I think the gist remains though that a lot of players play this spot too similar to chipEV and Ben made a good point pointing that out.

“Calculations of potential EV work both ways,” Bencb answered Fedor. – What will your expectation be if you lose the pot and end up with a 20-30bb stack? In my example, losing our stack would be catastrophic because we have position on the chip leader. So we just call his raises and play a lot of hands in position against his wide range. If the big stack were to our left, the situation would be completely different. I myself am a supporter of aggressive play, but only when it benefits us. This is clearly not the case here. Even the SB versus button situation is not so bad for us, since postflop we will be playing against 80% of the range, and the BB player cannot overcall due to ICM pressure (although this is beneficial for him in chEV).

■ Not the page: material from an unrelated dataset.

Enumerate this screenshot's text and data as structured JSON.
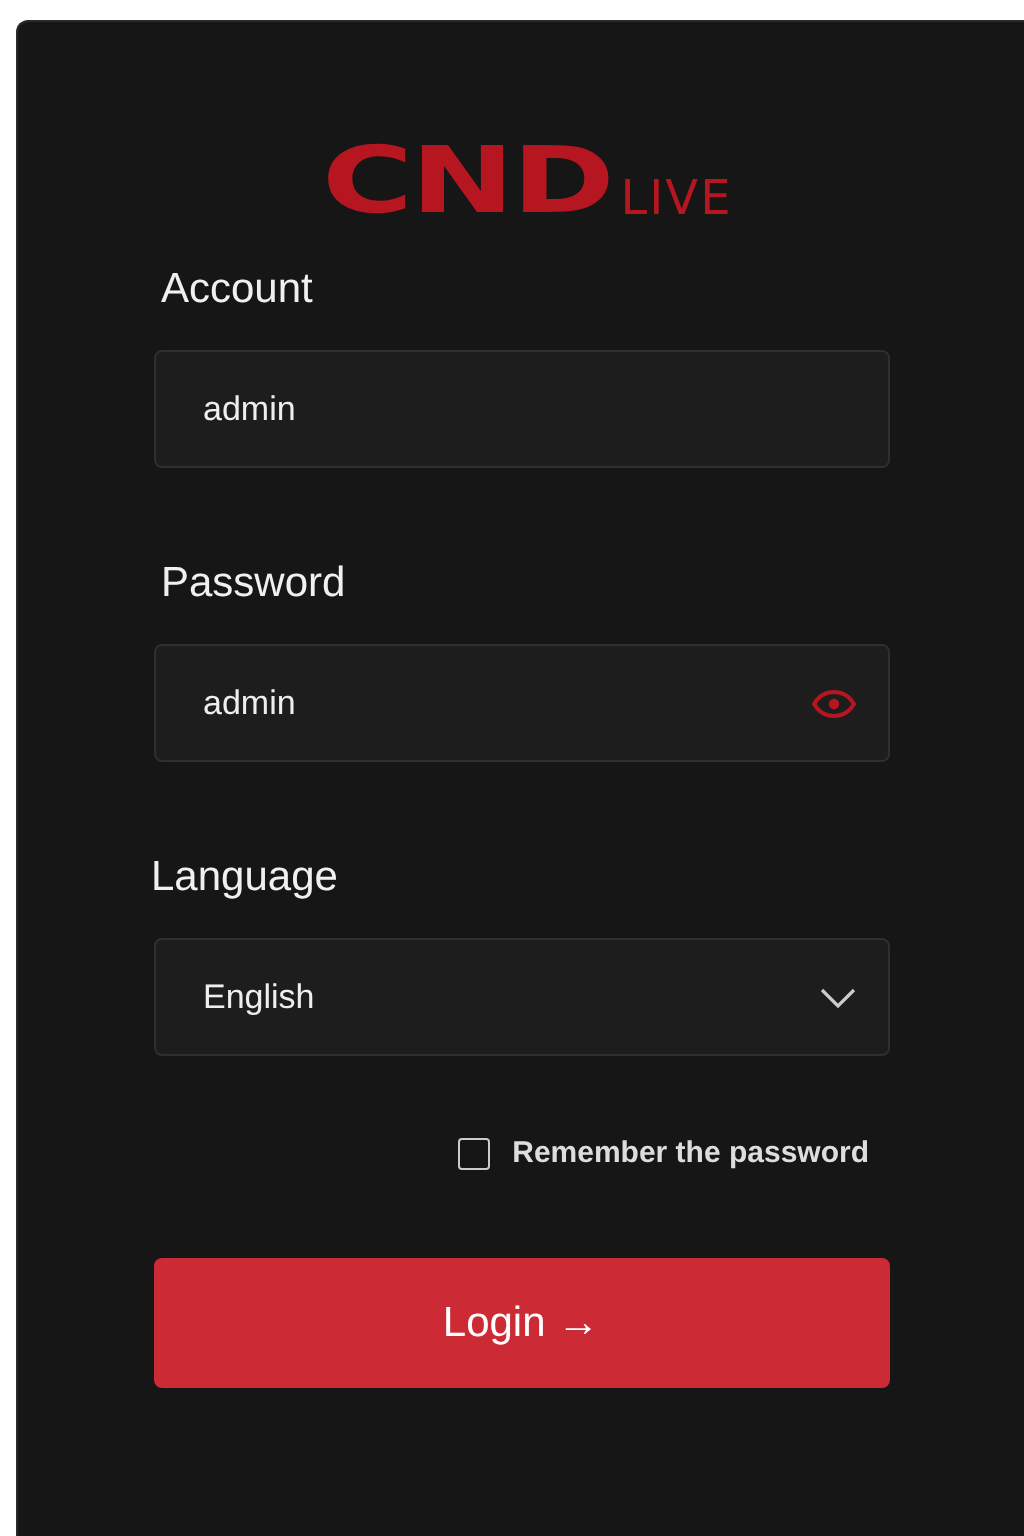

“That’s why many of you play final tables so poorly,” Ben answered all the critics. – Of course, the title turned out to be provocative;) But the essence of my post is that final tables need to be played thoughtfully, especially when we have a noticeable advantage. There is much more to playing in the finals than preflop GTO ranges. You need to play more hands with the same opponents; others, on the contrary, should be avoided. You need to be able to get MAXIMUM EV on a particular table. But in order to put all this into practice, you need a general understanding of ICM, and only then you can start making adjustments.

Of course, you can 3-bet and lose your stack due to overvaluation , , ... You can even 3-bet K3s to 14bb, because that's what the solver advises. But do not forget that it does not take into account your advantage.

It doesn't really matter if we 3-bet with in a specific example, it is important to have a general understanding that a strategy with a very rare 3-bet or no 3-bet at all is also quite viable. If you're not sure what to do with , , or , calling will definitely not be a mistake. Especially if you are trying to avoid borderline variance spots.

If there are 2-3 weak players among my opponents, I will always play as a call. You can, of course, choose the path of a near-zero GTO player, diversifying your game with 3-bet, but then be prepared to lose almost your entire stack or get busted altogether.

I like my approach better. It has served not only me but also many of my students well for many years.